++++ Extracted data

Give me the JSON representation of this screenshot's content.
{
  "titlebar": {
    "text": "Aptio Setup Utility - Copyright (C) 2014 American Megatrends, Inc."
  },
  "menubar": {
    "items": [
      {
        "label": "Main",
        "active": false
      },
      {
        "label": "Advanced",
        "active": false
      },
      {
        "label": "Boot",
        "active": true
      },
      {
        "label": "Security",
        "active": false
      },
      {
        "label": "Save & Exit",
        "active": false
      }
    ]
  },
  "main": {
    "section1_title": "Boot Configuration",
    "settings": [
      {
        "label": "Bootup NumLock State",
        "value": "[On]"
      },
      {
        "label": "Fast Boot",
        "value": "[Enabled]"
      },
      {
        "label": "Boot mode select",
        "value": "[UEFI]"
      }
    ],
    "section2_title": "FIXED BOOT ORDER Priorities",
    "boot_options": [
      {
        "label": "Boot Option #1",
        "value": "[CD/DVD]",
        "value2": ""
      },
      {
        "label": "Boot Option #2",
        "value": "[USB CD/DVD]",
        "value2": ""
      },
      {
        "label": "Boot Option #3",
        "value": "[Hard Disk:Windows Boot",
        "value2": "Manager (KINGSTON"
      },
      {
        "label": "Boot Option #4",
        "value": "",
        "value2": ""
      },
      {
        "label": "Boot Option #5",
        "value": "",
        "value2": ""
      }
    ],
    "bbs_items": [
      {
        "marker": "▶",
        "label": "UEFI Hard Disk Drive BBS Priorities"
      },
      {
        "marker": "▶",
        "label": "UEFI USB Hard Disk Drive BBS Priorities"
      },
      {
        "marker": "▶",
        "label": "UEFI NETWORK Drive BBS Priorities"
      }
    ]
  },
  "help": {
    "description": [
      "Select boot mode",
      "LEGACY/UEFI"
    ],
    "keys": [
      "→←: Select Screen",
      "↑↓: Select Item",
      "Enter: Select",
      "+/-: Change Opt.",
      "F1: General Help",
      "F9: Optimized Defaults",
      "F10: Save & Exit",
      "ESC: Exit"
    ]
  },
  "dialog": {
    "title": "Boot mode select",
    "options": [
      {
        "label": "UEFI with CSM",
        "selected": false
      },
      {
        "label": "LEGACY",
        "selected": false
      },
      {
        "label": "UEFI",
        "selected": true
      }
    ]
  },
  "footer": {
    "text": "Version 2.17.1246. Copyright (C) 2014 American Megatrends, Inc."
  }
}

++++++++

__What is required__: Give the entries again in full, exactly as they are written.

__Your solution__:
Give me the JSON representation of this screenshot's content.
{
  "titlebar": {
    "text": "Aptio Setup Utility - Copyright (C) 2014 American Megatrends, Inc."
  },
  "menubar": {
    "items": [
      {
        "label": "Main",
        "active": false
      },
      {
        "label": "Advanced",
        "active": false
      },
      {
        "label": "Boot",
        "active": true
      },
      {
        "label": "Security",
        "active": false
      },
      {
        "label": "Save & Exit",
        "active": false
      }
    ]
  },
  "main": {
    "section1_title": "Boot Configuration",
    "settings": [
      {
        "label": "Bootup NumLock State",
        "value": "[On]"
      },
      {
        "label": "Fast Boot",
        "value": "[Enabled]"
      },
      {
        "label": "Boot mode select",
        "value": "[UEFI]"
      }
    ],
    "section2_title": "FIXED BOOT ORDER Priorities",
    "boot_options": [
      {
        "label": "Boot Option #1",
        "value": "[CD/DVD]",
        "value2": ""
      },
      {
        "label": "Boot Option #2",
        "value": "[USB CD/DVD]",
        "value2": ""
      },
      {
        "label": "Boot Option #3",
        "value": "[Hard Disk:Windows Boot",
        "value2": "Manager (KINGSTON"
      },
      {
        "label": "Boot Option #4",
        "value": "",
        "value2": ""
      },
      {
        "label": "Boot Option #5",
        "value": "",
        "value2": ""
      }
    ],
    "bbs_items": [
      {
        "marker": "▶",
        "label": "UEFI Hard Disk Drive BBS Priorities"
      },
      {
        "marker": "▶",
        "label": "UEFI USB Hard Disk Drive BBS Priorities"
      },
      {
        "marker": "▶",
        "label": "UEFI NETWORK Drive BBS Priorities"
      }
    ]
  },
  "help": {
    "description": [
      "Select boot mode",
      "LEGACY/UEFI"
    ],
    "keys": [
      "→←: Select Screen",
      "↑↓: Select Item",
      "Enter: Select",
      "+/-: Change Opt.",
      "F1: General Help",
      "F9: Optimized Defaults",
      "F10: Save & Exit",
      "ESC: Exit"
    ]
  },
  "dialog": {
    "title": "Boot mode select",
    "options": [
      {
        "label": "UEFI with CSM",
        "selected": false
      },
      {
        "label": "LEGACY",
        "selected": false
      },
      {
        "label": "UEFI",
        "selected": true
      }
    ]
  },
  "footer": {
    "text": "Version 2.17.1246. Copyright (C) 2014 American Megatrends, Inc."
  }
}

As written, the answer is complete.